Could you restate all of the entries, word for word?

(Data about app and page elements)
|---|
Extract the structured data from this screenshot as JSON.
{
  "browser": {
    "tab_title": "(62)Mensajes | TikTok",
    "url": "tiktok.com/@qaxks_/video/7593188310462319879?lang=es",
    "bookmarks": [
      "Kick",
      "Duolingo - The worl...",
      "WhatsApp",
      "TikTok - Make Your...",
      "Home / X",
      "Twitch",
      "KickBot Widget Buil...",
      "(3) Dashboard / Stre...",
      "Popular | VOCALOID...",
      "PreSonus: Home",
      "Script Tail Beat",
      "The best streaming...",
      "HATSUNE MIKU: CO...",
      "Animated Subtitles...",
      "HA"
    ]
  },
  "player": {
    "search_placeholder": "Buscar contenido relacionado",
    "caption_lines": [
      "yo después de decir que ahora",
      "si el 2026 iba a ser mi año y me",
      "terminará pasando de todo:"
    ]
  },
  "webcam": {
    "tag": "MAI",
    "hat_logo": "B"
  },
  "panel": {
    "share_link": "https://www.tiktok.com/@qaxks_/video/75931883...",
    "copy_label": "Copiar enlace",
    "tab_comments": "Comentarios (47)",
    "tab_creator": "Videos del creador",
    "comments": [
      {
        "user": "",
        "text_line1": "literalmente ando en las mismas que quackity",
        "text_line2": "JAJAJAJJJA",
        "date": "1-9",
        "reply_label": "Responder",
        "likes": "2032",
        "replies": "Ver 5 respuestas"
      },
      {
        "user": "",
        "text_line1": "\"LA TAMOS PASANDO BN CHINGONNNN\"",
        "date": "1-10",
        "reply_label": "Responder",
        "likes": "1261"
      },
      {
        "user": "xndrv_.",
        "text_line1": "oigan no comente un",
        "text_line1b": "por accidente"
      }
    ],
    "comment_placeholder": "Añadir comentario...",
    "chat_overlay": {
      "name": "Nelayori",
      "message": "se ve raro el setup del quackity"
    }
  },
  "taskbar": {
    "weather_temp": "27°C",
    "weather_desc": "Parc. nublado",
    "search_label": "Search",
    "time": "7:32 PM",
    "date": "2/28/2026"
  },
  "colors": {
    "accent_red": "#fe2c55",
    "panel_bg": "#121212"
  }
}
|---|
## RESULT
Extract the structured data from this screenshot as JSON.
{
  "browser": {
    "tab_title": "(62)Mensajes | TikTok",
    "url": "tiktok.com/@qaxks_/video/7593188310462319879?lang=es",
    "bookmarks": [
      "Kick",
      "Duolingo - The worl...",
      "WhatsApp",
      "TikTok - Make Your...",
      "Home / X",
      "Twitch",
      "KickBot Widget Buil...",
      "(3) Dashboard / Stre...",
      "Popular | VOCALOID...",
      "PreSonus: Home",
      "Script Tail Beat",
      "The best streaming...",
      "HATSUNE MIKU: CO...",
      "Animated Subtitles...",
      "HA"
    ]
  },
  "player": {
    "search_placeholder": "Buscar contenido relacionado",
    "caption_lines": [
      "yo después de decir que ahora",
      "si el 2026 iba a ser mi año y me",
      "terminará pasando de todo:"
    ]
  },
  "webcam": {
    "tag": "MAI",
    "hat_logo": "B"
  },
  "panel": {
    "share_link": "https://www.tiktok.com/@qaxks_/video/75931883...",
    "copy_label": "Copiar enlace",
    "tab_comments": "Comentarios (47)",
    "tab_creator": "Videos del creador",
    "comments": [
      {
        "user": "",
        "text_line1": "literalmente ando en las mismas que quackity",
        "text_line2": "JAJAJAJJJA",
        "date": "1-9",
        "reply_label": "Responder",
        "likes": "2032",
        "replies": "Ver 5 respuestas"
      },
      {
        "user": "",
        "text_line1": "\"LA TAMOS PASANDO BN CHINGONNNN\"",
        "date": "1-10",
        "reply_label": "Responder",
        "likes": "1261"
      },
      {
        "user": "xndrv_.",
        "text_line1": "oigan no comente un",
        "text_line1b": "por accidente"
      }
    ],
    "comment_placeholder": "Añadir comentario...",
    "chat_overlay": {
      "name": "Nelayori",
      "message": "se ve raro el setup del quackity"
    }
  },
  "taskbar": {
    "weather_temp": "27°C",
    "weather_desc": "Parc. nublado",
    "search_label": "Search",
    "time": "7:32 PM",
    "date": "2/28/2026"
  },
  "colors": {
    "accent_red": "#fe2c55",
    "panel_bg": "#121212"
  }
}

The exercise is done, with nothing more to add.